> REQUIREMENT:
Exclude the pictures, then restate every entry below exactly.

> GIVEN RECORDS:
-- Opening Marker --

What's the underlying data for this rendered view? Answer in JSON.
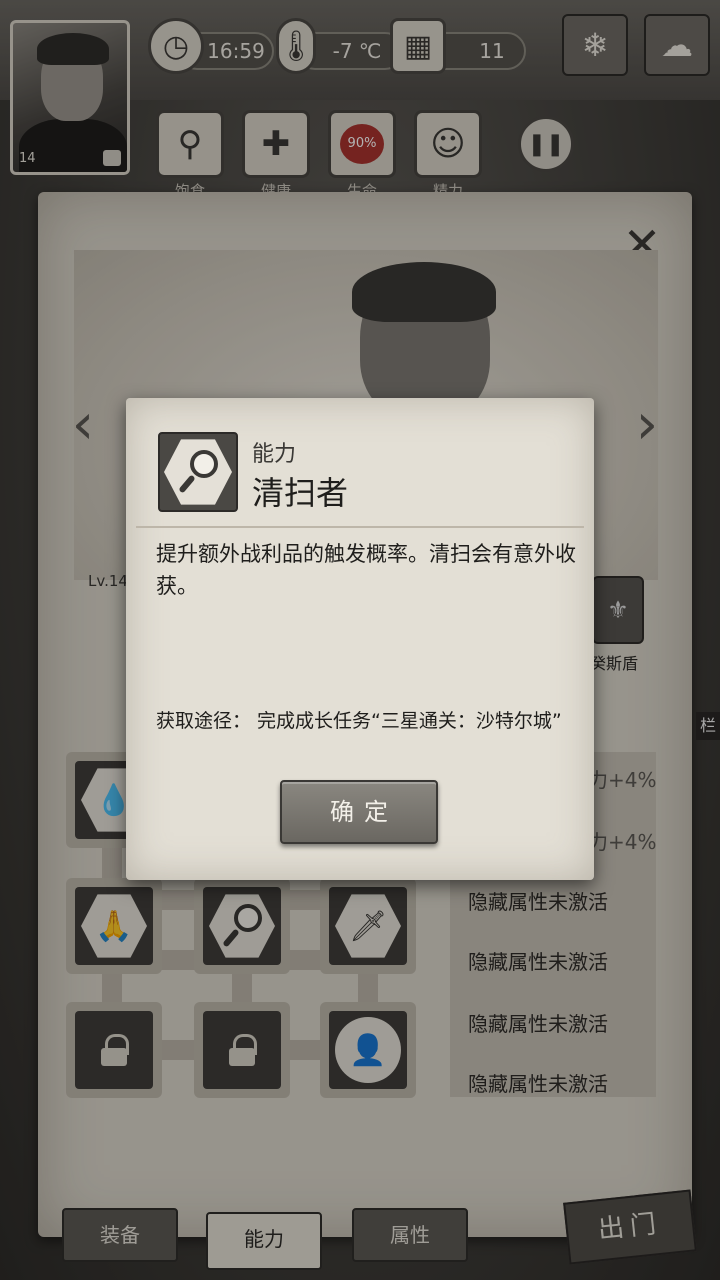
{
  "hud": {
    "time": "16:59",
    "temperature": "-7 ℃",
    "day": "11",
    "avatar_level": "14",
    "weather_icons": [
      "snow-winter-icon",
      "cloud-icon"
    ]
  },
  "status_buttons": [
    {
      "name": "stomach",
      "icon": "stomach-icon",
      "label": "饱食"
    },
    {
      "name": "health",
      "icon": "cross-icon",
      "label": "健康"
    },
    {
      "name": "life",
      "icon": "heart-icon",
      "label": "生命",
      "value": "90%"
    },
    {
      "name": "spirit",
      "icon": "head-icon",
      "label": "精力"
    }
  ],
  "character": {
    "level_label": "Lv.14",
    "equipment_label": "癸斯盾",
    "side_tab": "栏"
  },
  "attributes": [
    {
      "text": "力+4%",
      "partial": true
    },
    {
      "text": "力+4%",
      "partial": true
    },
    {
      "text": "隐藏属性未激活",
      "partial": false
    },
    {
      "text": "隐藏属性未激活",
      "partial": false
    },
    {
      "text": "隐藏属性未激活",
      "partial": false
    },
    {
      "text": "隐藏属性未激活",
      "partial": false
    }
  ],
  "bottom_tabs": {
    "equipment": "装备",
    "ability": "能力",
    "attributes": "属性",
    "exit": "出门"
  },
  "modal": {
    "category": "能力",
    "title": "清扫者",
    "description": "提升额外战利品的触发概率。清扫会有意外收获。",
    "source": "获取途径： 完成成长任务“三星通关：沙特尔城”",
    "confirm_label": "确定"
  }
}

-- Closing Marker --

> ANSWER SECTION:
What's the underlying data for this rendered view? Answer in JSON.
{
  "hud": {
    "time": "16:59",
    "temperature": "-7 ℃",
    "day": "11",
    "avatar_level": "14",
    "weather_icons": [
      "snow-winter-icon",
      "cloud-icon"
    ]
  },
  "status_buttons": [
    {
      "name": "stomach",
      "icon": "stomach-icon",
      "label": "饱食"
    },
    {
      "name": "health",
      "icon": "cross-icon",
      "label": "健康"
    },
    {
      "name": "life",
      "icon": "heart-icon",
      "label": "生命",
      "value": "90%"
    },
    {
      "name": "spirit",
      "icon": "head-icon",
      "label": "精力"
    }
  ],
  "character": {
    "level_label": "Lv.14",
    "equipment_label": "癸斯盾",
    "side_tab": "栏"
  },
  "attributes": [
    {
      "text": "力+4%",
      "partial": true
    },
    {
      "text": "力+4%",
      "partial": true
    },
    {
      "text": "隐藏属性未激活",
      "partial": false
    },
    {
      "text": "隐藏属性未激活",
      "partial": false
    },
    {
      "text": "隐藏属性未激活",
      "partial": false
    },
    {
      "text": "隐藏属性未激活",
      "partial": false
    }
  ],
  "bottom_tabs": {
    "equipment": "装备",
    "ability": "能力",
    "attributes": "属性",
    "exit": "出门"
  },
  "modal": {
    "category": "能力",
    "title": "清扫者",
    "description": "提升额外战利品的触发概率。清扫会有意外收获。",
    "source": "获取途径： 完成成长任务“三星通关：沙特尔城”",
    "confirm_label": "确定"
  }
}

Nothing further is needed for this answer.